GOODYEAR, Ariz. -- In the wake of the Sandy Hook Elementary shootings, the education community has felt a great loss. It's also faced new challenges.

"A lot of good things have been done in terms of support for those victims, but there's also this side of the impact that's not a good's been very difficult for districts," said Dr. Dennis Rynyon. 

Runyon is the Superintendent of Agua Fria Union High School District. His is one of several districts now having to sort through threats, most made on the Internet, built to capitalize on a tense time.

"It's usually a threat to the environment, usually something about I'm going to bring a gun or I'm going to bring a weapon or somebody's going to get hurt," he said.

One of those threats made this week targeted Desert Edge High School.

Administrators said it came from a Facebook post that's since been taken down, and said they believe all students are safe.

They've added extra security this week to calm nerves, but that's not much consolation  for Trona Prince, whose daughter attends Desert Edge.

"My daughter saying 'Oh there's cops here with guns going around checking classrooms,' or this and that doesn't make it easier to digest," she said.

This is the latest in a slew of scares, from an alleged gunman spotted near a Scottsdale middle school, to a student dressed as the Joker in Glendale.

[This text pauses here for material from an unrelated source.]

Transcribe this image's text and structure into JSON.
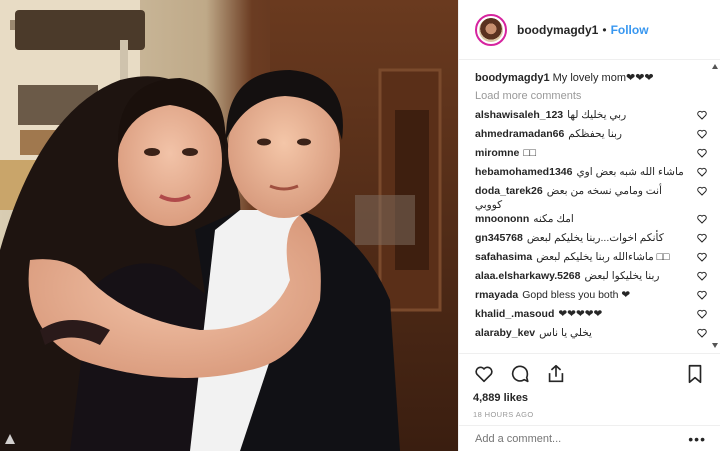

Administrators say parents need to check in with their child to remind them that threats are taken seriously.